Don’t gun it–if you wrote it correctly you can deliver it, with proper accent and dramatic timing, in less than three minutes. (Comedy 101: Wait for laughter–if you start the next line too soon they won’t laugh again, for fear of missing something.)
It won’t be perfect–some jokes will work, some won’t–and you can revise after each show. (You may even have to add items at the last minute. Keep them in theme–it’s easier than it sounds.) You may perform flawlessly, or not, but that’s okay–the audience is so pleased to hear something more entertaining than a dry list, they’ll forgive you.
Once you start doing themed announcements, you won’t want to stop! It’s a signature for the Milford Area Players–our audience now expects it, and more importantly, it brings them back. Our actors count on it to break the ice before each show. I even used this commitment as my angle for Inspecting Carol–as Jacob Marley, I shook chains made from photos of my previous intros, moaning that I was “doomed to deliver themed announcements for all eternity!” The regulars in the crowd roared in appreciation.
Unlike Marley’s ghost, I enjoy it, as does my audience. Trust me; you and your audience will, too. It makes theatregoing more fun and theatremaking more creative. Isn’t that what theatre is all about?
Examples of themed announcements
Note — these documents are as printed for carrying onstage — later versions used columns on landscape paper for convenient folding into four readable parts, and bold phrases for reference at-a-glance without reading word-by-word.
Mr. Pim Passes By — Alistair Cooke; suit and tie, leather-bound book in hand — Mr. Cooke’s unique English-American accent
The Ride Down Mt. Morgan — doctor; lab coat and stethoscope
Last of the Red Hot Lovers — Woodstock announcer; tie-dyed shirt, jeans, sandals, headband, peace sign amulet
I Hate Hamlet — Shakespearian; tunic and tights
The Cemetery Club — funeral director; somber suit and tie
Appointment with Death announcements — 1938 Syrian tour guide; brown uniform and cap — thick Middle-Eastern accent
To Gillian on her 37th Birthday — lifeguard; tee-shirt with red cross, red swim trunks, megaphone, sunglasses, white baseball cap, and zinc oxide on the nose
Don’t Dress for Dinner — French waiter; black pants, white shirt, bow tie, menu — snooty French accent
Inspecting Carol — Marley’s ghost (sort of); chains with photos of previous announcements
Getting Away with Murder — group therapist; sweater and slacks, lots of brown
All My Sons — 1947 communit theatre announcer; white shirt, dark pants
The Best Christmas Pageant Ever — community theatre announcer; Christmas sweater, greeting cards with text written inside

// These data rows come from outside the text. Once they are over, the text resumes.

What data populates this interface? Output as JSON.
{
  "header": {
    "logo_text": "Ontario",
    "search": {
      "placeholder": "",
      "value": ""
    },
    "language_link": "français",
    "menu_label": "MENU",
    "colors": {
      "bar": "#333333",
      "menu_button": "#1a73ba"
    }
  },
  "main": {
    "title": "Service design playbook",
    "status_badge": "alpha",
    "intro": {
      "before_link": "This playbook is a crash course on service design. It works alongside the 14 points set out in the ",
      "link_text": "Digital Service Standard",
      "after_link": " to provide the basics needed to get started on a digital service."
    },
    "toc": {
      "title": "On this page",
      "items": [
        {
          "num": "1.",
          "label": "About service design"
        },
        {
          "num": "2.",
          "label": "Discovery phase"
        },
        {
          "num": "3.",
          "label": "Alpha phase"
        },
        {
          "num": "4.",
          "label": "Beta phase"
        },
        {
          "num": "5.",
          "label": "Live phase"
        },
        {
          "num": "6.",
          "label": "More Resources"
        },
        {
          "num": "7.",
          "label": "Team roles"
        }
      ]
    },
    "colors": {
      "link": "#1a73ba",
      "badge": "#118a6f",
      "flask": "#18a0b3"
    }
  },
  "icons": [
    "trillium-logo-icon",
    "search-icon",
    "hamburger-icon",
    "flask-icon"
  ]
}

No Sex Please, Were British — financial adviser; conservative suit — this was during the 2008-2009 financial crisis
Hot Buttons — community theatre announcer; shirt and slacks
The Foreigner — fishing lodge host; checked flannel shirt, waders, fishing net — Georgia accent

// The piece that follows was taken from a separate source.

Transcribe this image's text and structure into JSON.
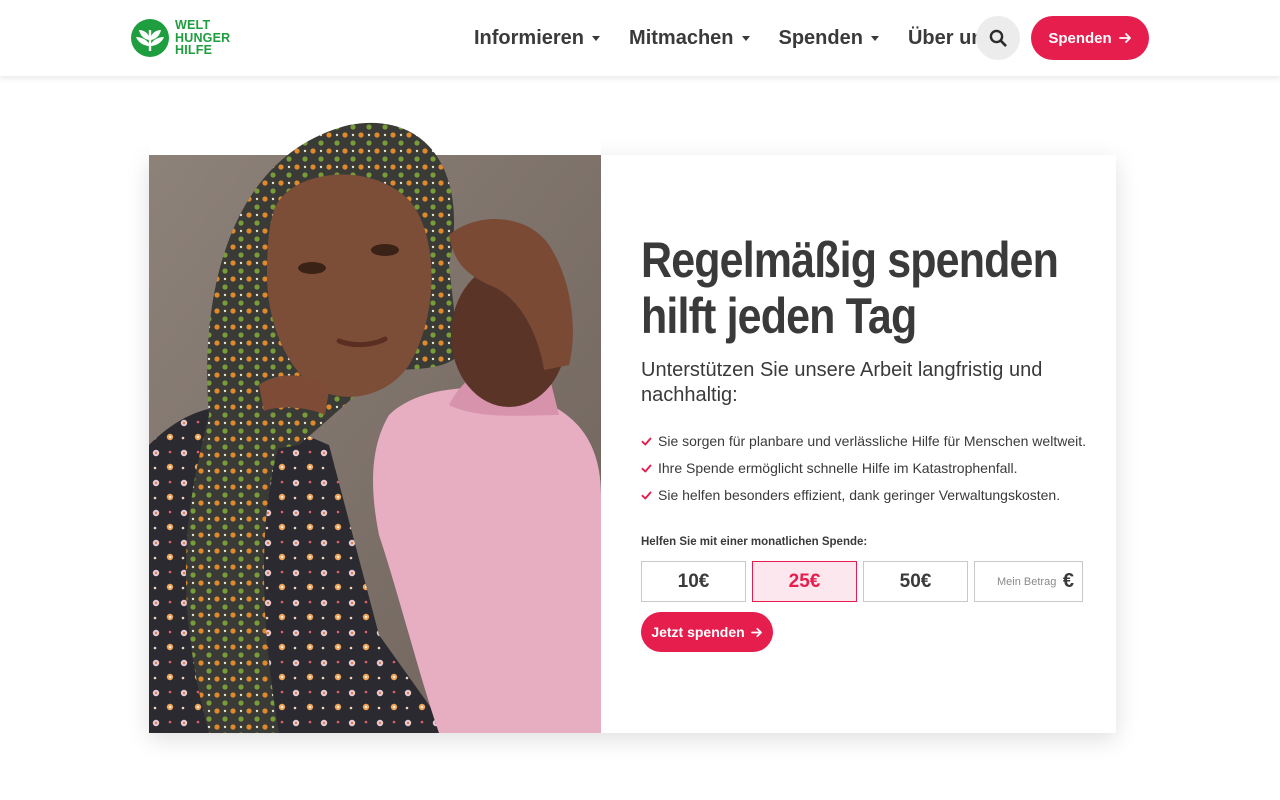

A Christmas Story — Christmas carollers (much of the cast); winter coats, hats, boots
‘Art’ — snooty art gallery curator; blazer and slacks — we also labelled objects throughout the building as if they were art, with funny titles and artist names, and outrageous prices.
The Pursuit of Happiness — Graduation speaker; mortarboard and PhD gown — marched up to lectern to Pomp and Circumstances, then after speech, tipped the lectern back and rolled it off stage, again marching to P&C.

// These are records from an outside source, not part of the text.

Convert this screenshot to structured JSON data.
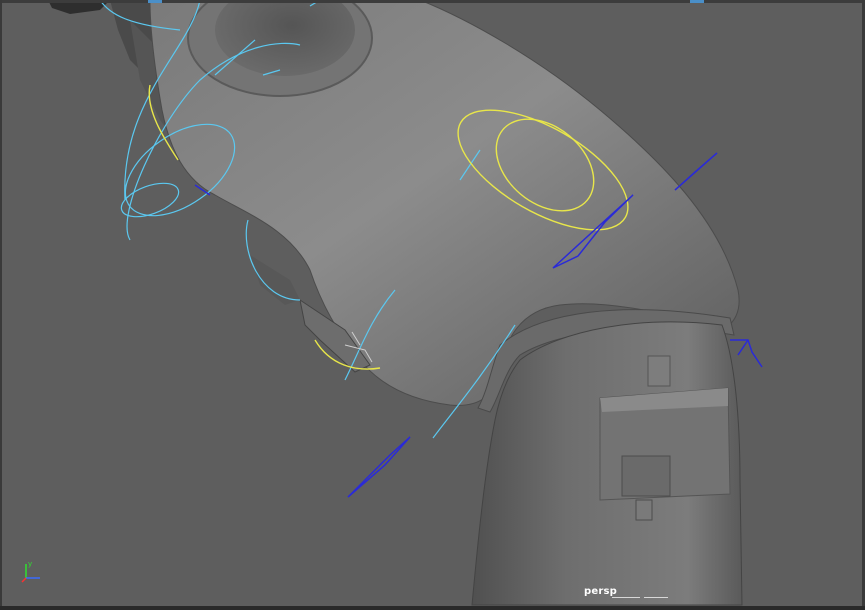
{
  "viewport": {
    "camera_name": "persp",
    "colors": {
      "background": "#5e5e5e",
      "mesh_light": "#8a8a8a",
      "mesh_mid": "#6f6f6f",
      "mesh_dark": "#454545",
      "control_cyan": "#5bc8f0",
      "control_yellow": "#e8e64a",
      "joint_blue": "#2a2ad8"
    }
  },
  "axis_gizmo": {
    "y_label": "y",
    "y_color": "#2ee02e",
    "z_color": "#3a6cff",
    "x_color": "#ff3030"
  }
}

Almost, Maine — “Gorton’s Fish Guy” (Downeast Maine theatah cruise host); boots, yellow rain pants and slicker, and Sou’wester hat — heavy downeast accent, but pointed out that Almost, Maine folk are “not from around here” and don’t talk that way.